WHAT TO DO:
Show every line in the entries below where the word "colors" appears.

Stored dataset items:
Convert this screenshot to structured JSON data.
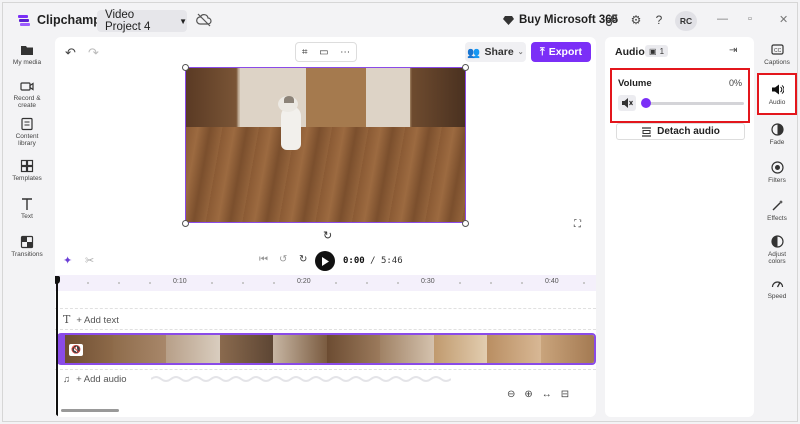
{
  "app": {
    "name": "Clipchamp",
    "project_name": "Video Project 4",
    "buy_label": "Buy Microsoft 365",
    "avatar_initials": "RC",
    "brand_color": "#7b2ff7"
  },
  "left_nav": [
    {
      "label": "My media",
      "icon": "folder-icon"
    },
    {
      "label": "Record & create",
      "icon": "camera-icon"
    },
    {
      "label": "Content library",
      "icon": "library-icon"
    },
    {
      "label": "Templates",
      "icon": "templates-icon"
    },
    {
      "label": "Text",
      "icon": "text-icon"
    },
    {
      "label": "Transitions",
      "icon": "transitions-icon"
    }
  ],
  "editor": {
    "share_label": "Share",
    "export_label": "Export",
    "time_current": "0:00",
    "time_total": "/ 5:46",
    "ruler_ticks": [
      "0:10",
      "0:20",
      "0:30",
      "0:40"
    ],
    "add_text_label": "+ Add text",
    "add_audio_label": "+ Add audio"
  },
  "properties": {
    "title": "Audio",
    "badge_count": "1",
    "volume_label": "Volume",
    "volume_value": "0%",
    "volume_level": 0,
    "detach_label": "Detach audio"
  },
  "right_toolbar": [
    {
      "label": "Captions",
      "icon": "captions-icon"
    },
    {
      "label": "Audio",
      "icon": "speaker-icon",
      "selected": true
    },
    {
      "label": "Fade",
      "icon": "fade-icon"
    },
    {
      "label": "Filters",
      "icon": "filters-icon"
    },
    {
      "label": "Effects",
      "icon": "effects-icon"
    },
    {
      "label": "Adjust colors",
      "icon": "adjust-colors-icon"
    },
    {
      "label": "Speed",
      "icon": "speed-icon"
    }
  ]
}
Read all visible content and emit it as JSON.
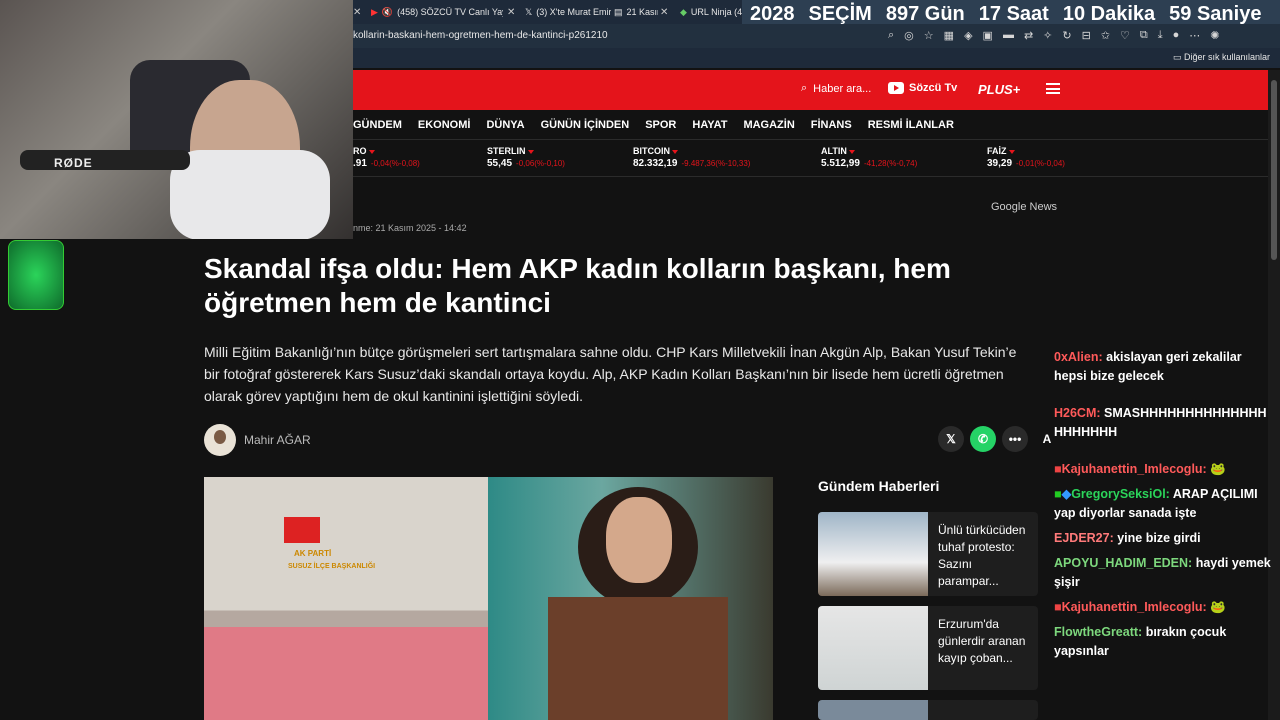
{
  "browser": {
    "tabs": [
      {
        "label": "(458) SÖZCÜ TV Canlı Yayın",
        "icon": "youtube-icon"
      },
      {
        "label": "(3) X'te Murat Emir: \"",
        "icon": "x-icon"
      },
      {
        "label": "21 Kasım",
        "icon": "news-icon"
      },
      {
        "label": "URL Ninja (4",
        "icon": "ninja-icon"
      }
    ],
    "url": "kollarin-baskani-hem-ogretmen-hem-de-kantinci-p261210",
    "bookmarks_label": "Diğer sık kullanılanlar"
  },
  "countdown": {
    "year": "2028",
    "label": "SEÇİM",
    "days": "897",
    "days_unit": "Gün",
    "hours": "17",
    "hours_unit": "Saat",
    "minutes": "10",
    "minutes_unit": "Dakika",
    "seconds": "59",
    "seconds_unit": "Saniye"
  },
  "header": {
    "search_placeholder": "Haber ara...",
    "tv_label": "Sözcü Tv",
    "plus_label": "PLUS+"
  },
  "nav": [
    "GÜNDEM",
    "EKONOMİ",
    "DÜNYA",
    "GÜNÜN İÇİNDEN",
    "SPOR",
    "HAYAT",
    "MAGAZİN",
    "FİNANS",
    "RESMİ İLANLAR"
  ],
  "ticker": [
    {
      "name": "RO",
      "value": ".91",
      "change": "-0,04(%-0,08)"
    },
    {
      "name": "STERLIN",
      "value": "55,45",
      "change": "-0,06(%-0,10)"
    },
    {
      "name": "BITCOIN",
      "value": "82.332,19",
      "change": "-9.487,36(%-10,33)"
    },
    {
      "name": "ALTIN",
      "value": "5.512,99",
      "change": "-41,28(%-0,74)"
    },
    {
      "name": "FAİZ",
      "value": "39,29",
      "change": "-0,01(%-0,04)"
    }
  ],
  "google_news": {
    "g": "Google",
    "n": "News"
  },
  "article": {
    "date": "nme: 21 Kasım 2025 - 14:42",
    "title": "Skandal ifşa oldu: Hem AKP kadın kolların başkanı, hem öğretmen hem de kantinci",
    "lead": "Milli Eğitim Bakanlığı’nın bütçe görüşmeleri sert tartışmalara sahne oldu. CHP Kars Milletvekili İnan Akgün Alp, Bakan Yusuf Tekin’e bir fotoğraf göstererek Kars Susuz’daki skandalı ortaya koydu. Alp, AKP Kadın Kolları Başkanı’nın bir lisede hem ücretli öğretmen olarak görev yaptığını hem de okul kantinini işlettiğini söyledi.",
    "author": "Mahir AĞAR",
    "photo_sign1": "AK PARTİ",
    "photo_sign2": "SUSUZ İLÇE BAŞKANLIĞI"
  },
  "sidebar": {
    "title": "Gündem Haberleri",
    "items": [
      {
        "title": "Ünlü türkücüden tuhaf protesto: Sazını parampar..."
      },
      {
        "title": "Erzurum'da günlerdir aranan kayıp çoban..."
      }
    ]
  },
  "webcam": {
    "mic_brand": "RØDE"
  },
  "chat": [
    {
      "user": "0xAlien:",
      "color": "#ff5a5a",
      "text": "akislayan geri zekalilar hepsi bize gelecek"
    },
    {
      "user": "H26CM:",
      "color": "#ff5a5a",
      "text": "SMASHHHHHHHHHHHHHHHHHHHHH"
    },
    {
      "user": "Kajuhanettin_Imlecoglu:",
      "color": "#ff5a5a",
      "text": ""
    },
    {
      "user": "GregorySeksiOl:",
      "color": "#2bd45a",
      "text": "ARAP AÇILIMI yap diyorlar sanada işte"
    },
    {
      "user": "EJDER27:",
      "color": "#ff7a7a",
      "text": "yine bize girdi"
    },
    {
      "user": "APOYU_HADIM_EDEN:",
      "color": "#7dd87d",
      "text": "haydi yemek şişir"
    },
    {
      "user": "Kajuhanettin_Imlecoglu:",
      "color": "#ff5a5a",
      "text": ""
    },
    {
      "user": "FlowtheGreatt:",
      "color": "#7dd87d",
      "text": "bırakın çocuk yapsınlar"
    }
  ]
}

OUTPUT:
      "label": "Adjust colors",
      "icon": "adjust-colors-icon"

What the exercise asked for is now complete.